Judging Books by their Covers (Round Two)
Can’t be arsed to read? DUNCAN STIBBARD HAWKES returns to tell you which Classics look best.
Classics are two a penny these days. No, three a penny. If you know where to look, you can get the complete works of Jane Austin for under a pound and, if youâ€™re handy with a lockpick, the folio society Trollope collection is available for free from 13 St Edmundâ€™s Terrace, Leamington Spa. Just mind the dog. â€˜Surely, itâ€™s a good thingâ€™, you may be thinking, â€˜that the masses can finally get hold of Wordsworth, Sartre and Proustâ€™. But while the pearly kings and queens faff awkwardly through Platoâ€™s republic, and the grimy proles leave grubby hand prints on the venerated pages of Tolstoy, we should all be lamenting the passing of the original raison dâ€™etre of Classic Literature- as a bloody-minded mark of social distinction!
Have no fear though, for while publishers like penguin may practically be giving standard editions of the greats away, a new brand of classic hardback, the luxury edition, is available for those of discerning individuals amongst us who know that books furnish a room better than they furnish a mind. The Tab has taken the liberty of reviewing some of these because, like you, we know the importance of judging a book by its front cover!

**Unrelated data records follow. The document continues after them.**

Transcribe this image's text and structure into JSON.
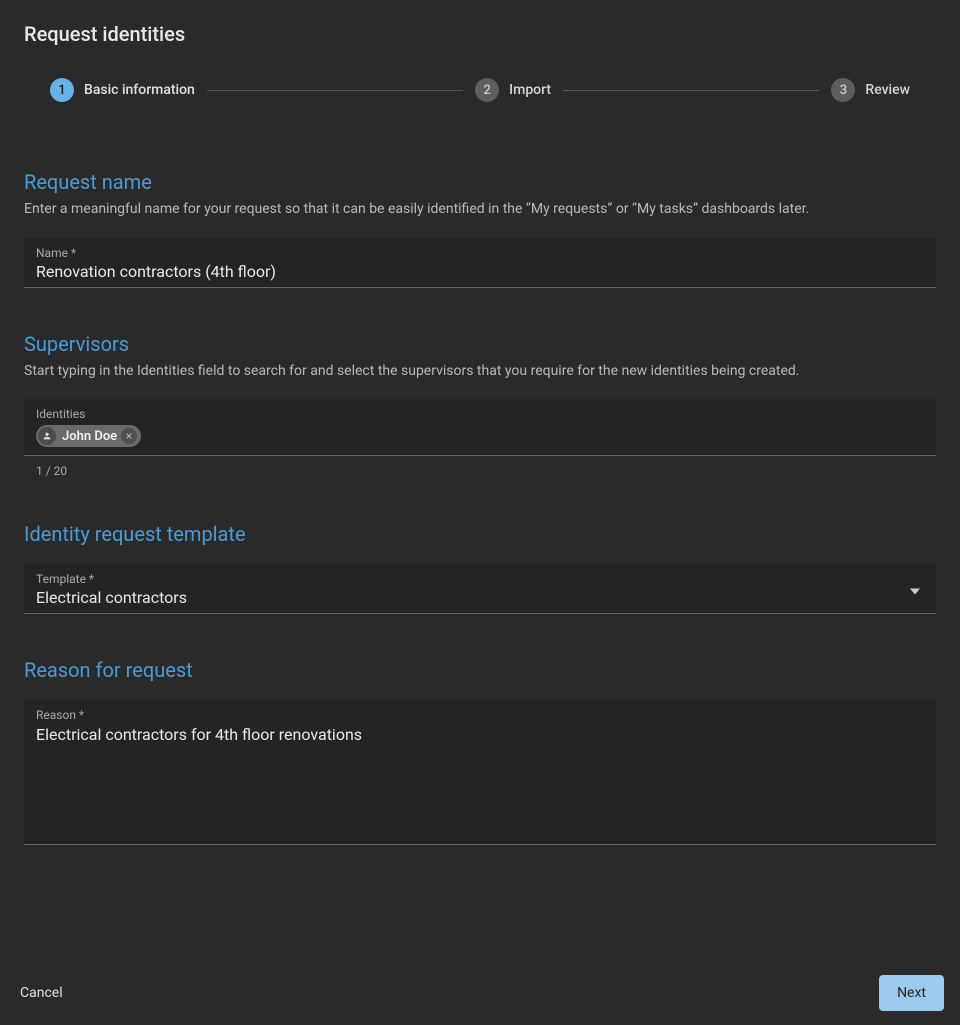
{
  "header": {
    "title": "Request identities"
  },
  "stepper": {
    "steps": [
      {
        "num": "1",
        "label": "Basic information"
      },
      {
        "num": "2",
        "label": "Import"
      },
      {
        "num": "3",
        "label": "Review"
      }
    ]
  },
  "sections": {
    "requestName": {
      "title": "Request name",
      "desc": "Enter a meaningful name for your request so that it can be easily identified in the “My requests” or “My tasks” dashboards later.",
      "fieldLabel": "Name *",
      "value": "Renovation contractors (4th floor)"
    },
    "supervisors": {
      "title": "Supervisors",
      "desc": "Start typing in the Identities field to search for and select the supervisors that you require for the new identities being created.",
      "fieldLabel": "Identities",
      "chips": [
        {
          "name": "John Doe"
        }
      ],
      "count": "1 / 20"
    },
    "template": {
      "title": "Identity request template",
      "fieldLabel": "Template *",
      "value": "Electrical contractors"
    },
    "reason": {
      "title": "Reason for request",
      "fieldLabel": "Reason *",
      "value": "Electrical contractors for 4th floor renovations"
    }
  },
  "footer": {
    "cancel": "Cancel",
    "next": "Next"
  }
}
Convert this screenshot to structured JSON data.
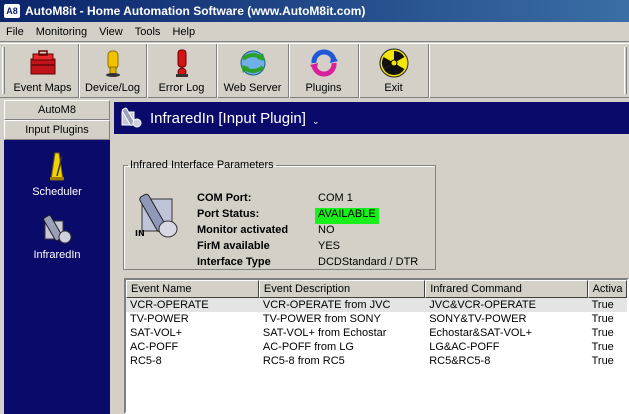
{
  "window": {
    "app_icon": "A8",
    "title": "AutoM8it - Home Automation Software (www.AutoM8it.com)"
  },
  "menu": [
    "File",
    "Monitoring",
    "View",
    "Tools",
    "Help"
  ],
  "toolbar": [
    {
      "label": "Event Maps",
      "icon": "toolbox-icon"
    },
    {
      "label": "Device/Log",
      "icon": "device-log-icon"
    },
    {
      "label": "Error Log",
      "icon": "error-log-icon"
    },
    {
      "label": "Web Server",
      "icon": "web-server-icon"
    },
    {
      "label": "Plugins",
      "icon": "plugins-icon"
    },
    {
      "label": "Exit",
      "icon": "exit-radiation-icon"
    }
  ],
  "sidebar": {
    "tabs": [
      "AutoM8",
      "Input Plugins"
    ],
    "items": [
      {
        "label": "Scheduler",
        "icon": "metronome-icon"
      },
      {
        "label": "InfraredIn",
        "icon": "remote-control-icon"
      }
    ]
  },
  "main": {
    "title": "InfraredIn [Input Plugin]",
    "caret": "⌄",
    "params": {
      "legend": "Infrared Interface Parameters",
      "rows": [
        {
          "label": "COM Port:",
          "value": "COM 1"
        },
        {
          "label": "Port Status:",
          "value": "AVAILABLE"
        },
        {
          "label": "Monitor activated",
          "value": "NO"
        },
        {
          "label": "FirM available",
          "value": "YES"
        },
        {
          "label": "Interface Type",
          "value": "DCDStandard / DTR"
        }
      ],
      "status_color": "#19f01b"
    },
    "events": {
      "columns": [
        "Event Name",
        "Event Description",
        "Infrared Command",
        "Activa"
      ],
      "rows": [
        [
          "VCR-OPERATE",
          "VCR-OPERATE from JVC",
          "JVC&VCR-OPERATE",
          "True"
        ],
        [
          "TV-POWER",
          "TV-POWER from SONY",
          "SONY&TV-POWER",
          "True"
        ],
        [
          "SAT-VOL+",
          "SAT-VOL+ from Echostar",
          "Echostar&SAT-VOL+",
          "True"
        ],
        [
          "AC-POFF",
          "AC-POFF from LG",
          "LG&AC-POFF",
          "True"
        ],
        [
          "RC5-8",
          "RC5-8 from RC5",
          "RC5&RC5-8",
          "True"
        ]
      ]
    }
  },
  "colors": {
    "title_bar": "#0a246a",
    "panel_navy": "#0a0a6b",
    "face": "#d4d0c8"
  }
}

What has to be one of if not the most famous work of Greek literature, Homerâ€™s quaint tale about a man desperately trying to get home before someone fucks his wife practically defines the term â€˜Classicâ€™. This breezy nautical romp has been published in more languages than you can count, more editions than this reviewer can be bothered to look up and is directly responsible for Joyceâ€™s equally tiring Irish literary wankfest, Ulysses. One of the nicest editions available in your local chain bookmonger today is the Waterstones exclusive penguin hardback which features a tasteful blue duotone and a repeating pattern of waves in fitting with the preponderance of marine themes in the book itself. Simple, stylish, straightforward and not at all farfetched, this edition of The Odyssey is everything that the text inside isnâ€™t!
A Christmas Carroll

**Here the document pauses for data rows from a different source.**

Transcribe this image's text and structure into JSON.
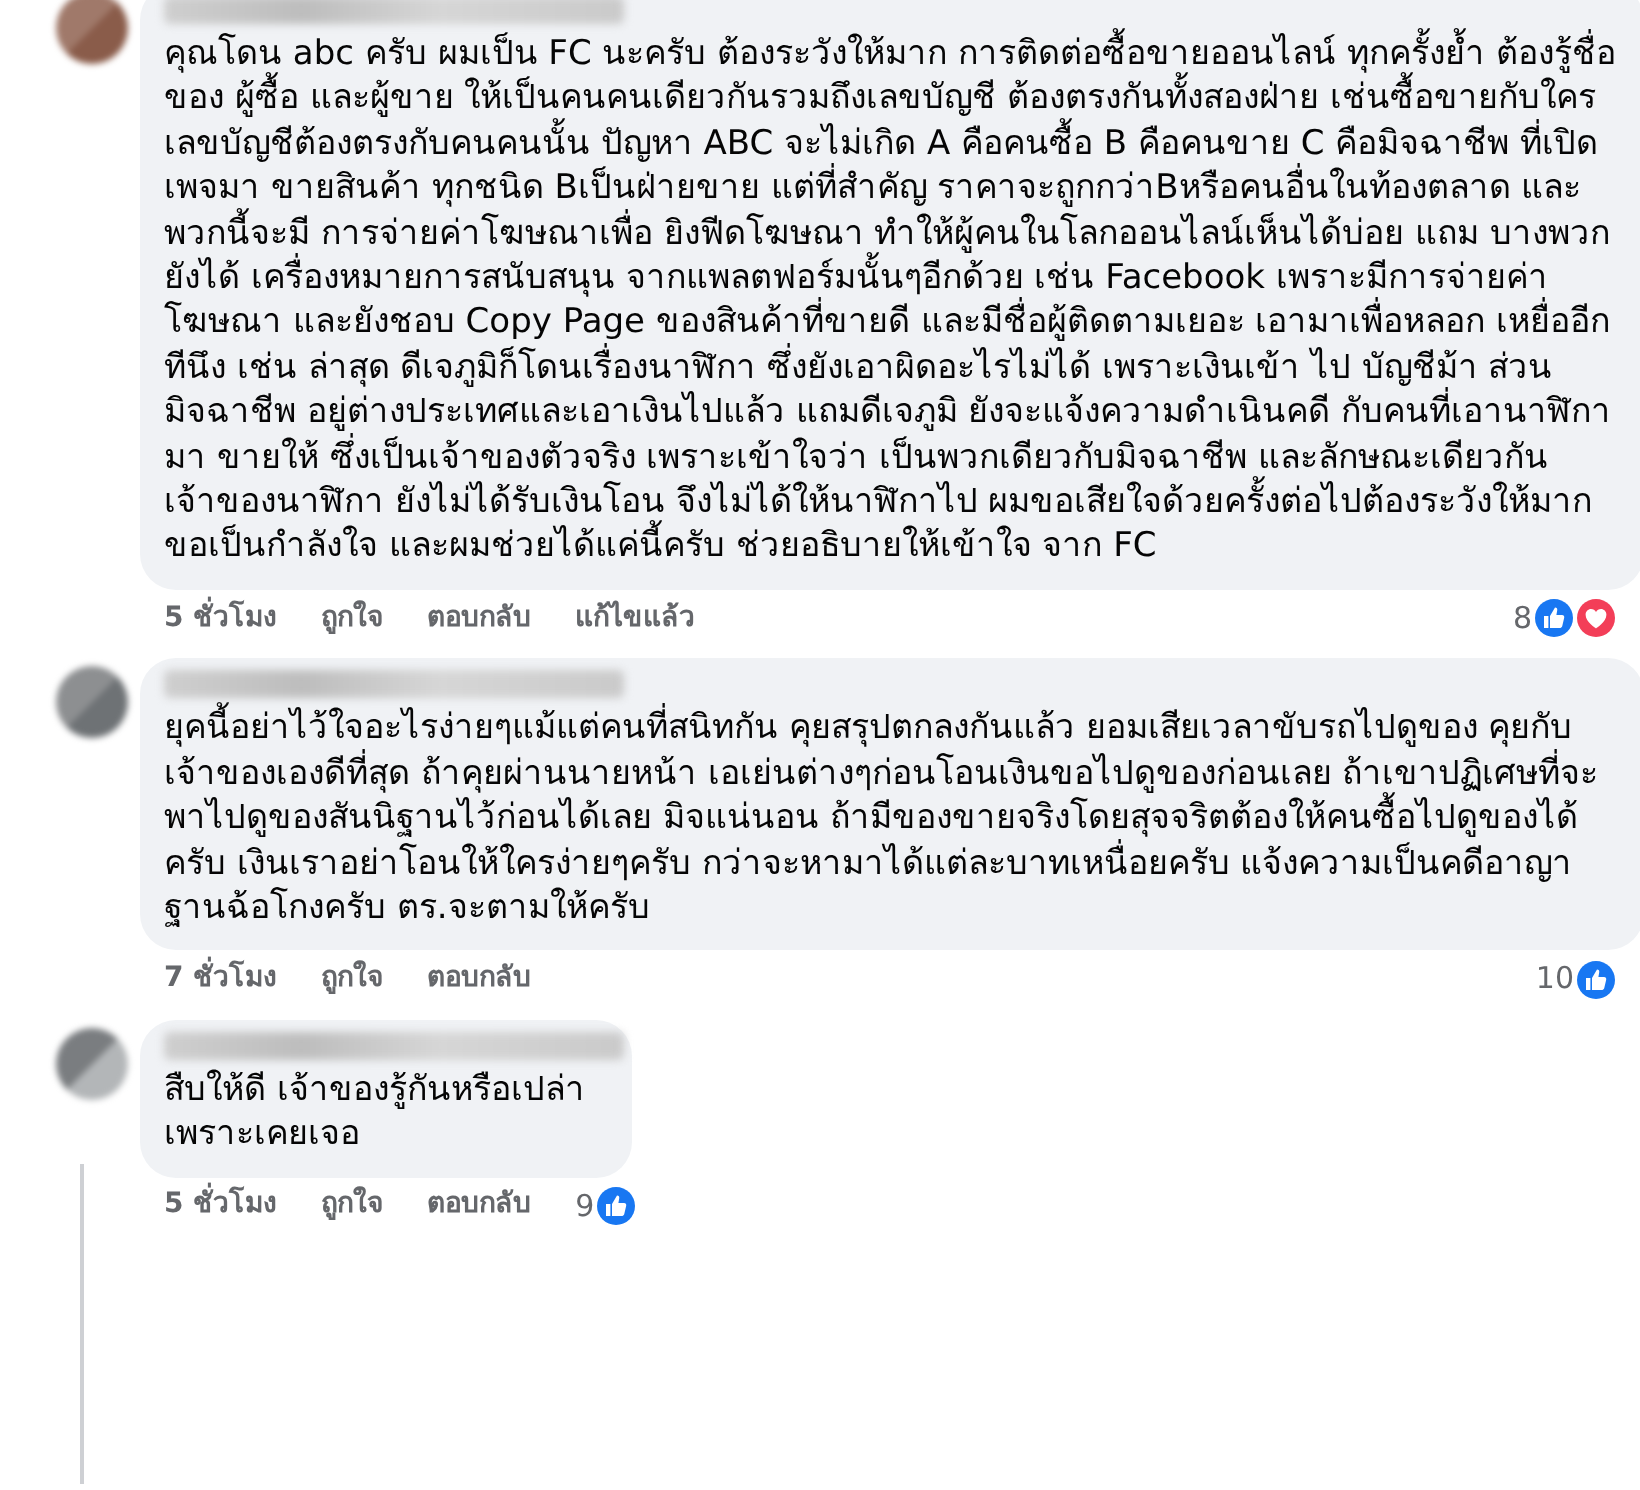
{
  "comments": [
    {
      "reply": false,
      "text": "คุณโดน abc ครับ ผมเป็น FC นะครับ ต้องระวังให้มาก การติดต่อซื้อขายออนไลน์ ทุกครั้งย้ำ ต้องรู้ชื่อของ ผู้ซื้อ และผู้ขาย ให้เป็นคนคนเดียวกันรวมถึงเลขบัญชี ต้องตรงกันทั้งสองฝ่าย เช่นซื้อขายกับใคร เลขบัญชีต้องตรงกับคนคนนั้น ปัญหา ABC จะไม่เกิด A คือคนซื้อ B คือคนขาย C คือมิจฉาชีพ ที่เปิดเพจมา ขายสินค้า ทุกชนิด Bเป็นฝ่ายขาย แต่ที่สำคัญ ราคาจะถูกกว่าBหรือคนอื่นในท้องตลาด และ พวกนี้จะมี การจ่ายค่าโฆษณาเพื่อ ยิงฟีดโฆษณา ทำให้ผู้คนในโลกออนไลน์เห็นได้บ่อย แถม บางพวก ยังได้ เครื่องหมายการสนับสนุน จากแพลตฟอร์มนั้นๆอีกด้วย เช่น Facebook เพราะมีการจ่ายค่าโฆษณา และยังชอบ Copy Page ของสินค้าที่ขายดี และมีชื่อผู้ติดตามเยอะ เอามาเพื่อหลอก เหยื่ออีกทีนึง เช่น ล่าสุด ดีเจภูมิก็โดนเรื่องนาฬิกา ซึ่งยังเอาผิดอะไรไม่ได้ เพราะเงินเข้า ไป บัญชีม้า ส่วนมิจฉาชีพ อยู่ต่างประเทศและเอาเงินไปแล้ว แถมดีเจภูมิ ยังจะแจ้งความดำเนินคดี กับคนที่เอานาฬิกามา ขายให้ ซึ่งเป็นเจ้าของตัวจริง เพราะเข้าใจว่า เป็นพวกเดียวกับมิจฉาชีพ และลักษณะเดียวกัน เจ้าของนาฬิกา ยังไม่ได้รับเงินโอน จึงไม่ได้ให้นาฬิกาไป ผมขอเสียใจด้วยครั้งต่อไปต้องระวังให้มาก ขอเป็นกำลังใจ และผมช่วยได้แค่นี้ครับ ช่วยอธิบายให้เข้าใจ จาก FC",
      "time": "5 ชั่วโมง",
      "actions": [
        "ถูกใจ",
        "ตอบกลับ"
      ],
      "edited": "แก้ไขแล้ว",
      "reaction_count": "8",
      "reactions": [
        {
          "kind": "like"
        },
        {
          "kind": "love"
        }
      ]
    },
    {
      "reply": false,
      "text": "ยุคนี้อย่าไว้ใจอะไรง่ายๆแม้แต่คนที่สนิทกัน คุยสรุปตกลงกันแล้ว ยอมเสียเวลาขับรถไปดูของ คุยกับเจ้าของเองดีที่สุด ถ้าคุยผ่านนายหน้า เอเย่นต่างๆก่อนโอนเงินขอไปดูของก่อนเลย ถ้าเขาปฏิเศษที่จะพาไปดูของสันนิฐานไว้ก่อนได้เลย มิจแน่นอน ถ้ามีของขายจริงโดยสุจจริตต้องให้คนซื้อไปดูของได้ครับ เงินเราอย่าโอนให้ใครง่ายๆครับ กว่าจะหามาได้แต่ละบาทเหนื่อยครับ แจ้งความเป็นคดีอาญาฐานฉ้อโกงครับ ตร.จะตามให้ครับ",
      "time": "7 ชั่วโมง",
      "actions": [
        "ถูกใจ",
        "ตอบกลับ"
      ],
      "reaction_count": "10",
      "reactions": [
        {
          "kind": "like"
        }
      ]
    },
    {
      "reply": true,
      "text": "สืบให้ดี เจ้าของรู้กันหรือเปล่าเพราะเคยเจอ",
      "time": "5 ชั่วโมง",
      "actions": [
        "ถูกใจ",
        "ตอบกลับ"
      ],
      "reaction_count": "9",
      "reactions": [
        {
          "kind": "like"
        }
      ]
    }
  ]
}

The undead, it seems, are the new â€˜in-thingâ€™, and while yours truly was happier with the more innocent wizard and pirate fads of the last decade, the success of the Twilight series is undeniable. Wherever you turn, pictures of anaemic teenage vampires glower from under their fuzzy eyebrows and, equally anaemic, nay, positively anorexic young nubiles swoon and dream about draping themselves round the emaciated necks of those parasitic casanovas. Part of the success of Meyerâ€™s bestselling series is, Iâ€™m sure, down to their front covers which follow an elegant formula of a black background with a piece of vaguely red coloured organic matter pictured in the centre. If this is your kind of motif, then Vintage has just the thing to add to your collection. Their very twilight-esque Christmas Carol features a black matt finish, some red holly and a couple of tastefully gothic looking humbugs (geddit?). Marley may not have been as sexy as Edward but at least he was dead.
His Dark Materials

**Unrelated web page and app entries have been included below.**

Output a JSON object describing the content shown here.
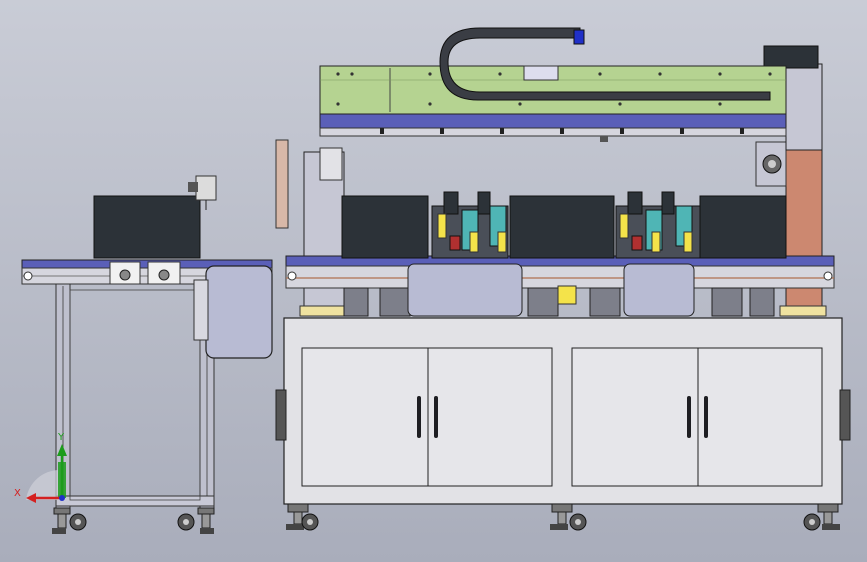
{
  "viewport": {
    "background_top": "#c9ccd6",
    "background_bottom": "#a9adbb"
  },
  "triad": {
    "x_label": "X",
    "y_label": "Y",
    "x_color": "#d42020",
    "y_color": "#1c9c1c",
    "z_color": "#2030c8"
  },
  "colors": {
    "gantry_green": "#b5d391",
    "rail_blue": "#5a5fb8",
    "body_grey": "#e2e2e6",
    "frame_grey": "#c6c7d4",
    "panel_lavender": "#b8bbd3",
    "dark_box": "#2c3238",
    "copper": "#cc8870",
    "teal": "#4fb5b5",
    "yellow": "#f4e34a"
  },
  "cabinet": {
    "doors": 4,
    "handles": 4
  }
}
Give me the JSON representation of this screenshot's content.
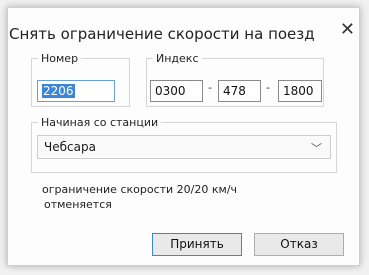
{
  "dialog": {
    "title": "Снять ограничение скорости на поезд",
    "close_glyph": "✕"
  },
  "number": {
    "legend": "Номер",
    "value": "2206"
  },
  "index": {
    "legend": "Индекс",
    "part1": "0300",
    "part2": "478",
    "part3": "1800",
    "separator": "-"
  },
  "station": {
    "legend": "Начиная со станции",
    "selected": "Чебсара",
    "chevron_icon": "chevron-down-icon"
  },
  "note": {
    "line1": "ограничение скорости 20/20 км/ч",
    "line2": "отменяется"
  },
  "buttons": {
    "ok": "Принять",
    "cancel": "Отказ"
  },
  "colors": {
    "accent": "#3b86d8",
    "selection_bg": "#3b86d8"
  }
}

Folio Society Edition
Folio Society Books are certainly expensive. Theyâ€™re made in limited quantities and sold at hefty premiums to paying members of the society, read; effete toffs with more money that sense. The cost of this luxury may certainly put a few of you off- folio society books are certainly not marketed at those strapped for cash. If, however, youâ€™re like me, youâ€™d probably murder your own brother to get hold of them. While it may not technically be a â€˜classicâ€™ yet, the sheer class of folioâ€™s edition of Philip Pullmanâ€™s controversial trilogy would make it worth garrotting the whole brood. Sleek, black, boxed, with each book featuring a black and gold whole-cover illustration, thereâ€™s never been a more stylish way to annoy right wing Christian radicals. Guaranteed 100% Nicole Kidman free.
War and Peace
If youâ€™re going to embark upon a book thatâ€™s been described as â€˜vast as Russia itselfâ€™, you going to want three things- A) A lot of spare time, B) A good translation and C) A front cover that youâ€™re not going to get sick of. If you can find time, then the Volokhonsky and Pevear Vintage hardback edition of Tolstoyâ€™s magnum opus has you covered for everything else. Their fabric bound hardcover stresses simplicity with â€˜War and Peaceâ€™ in English in white over â€˜War and Peaceâ€™ in Russian in red over a grey background. Certainly, itâ€™s no folio society edition, but at only Â£10, this is probably one of the nicest looking books you can afford. I can honestly report that the durable cover will stand up to the stresses of extreme cold, hitchhiking, being used as a computer stand, spillages and use as an offensive weapon. Sadly, I cannot yet say how well it endures being read to the end.
Four and a half Stars
To see Duncan’s previous round-up of books to furnish your room rather than your mind click here.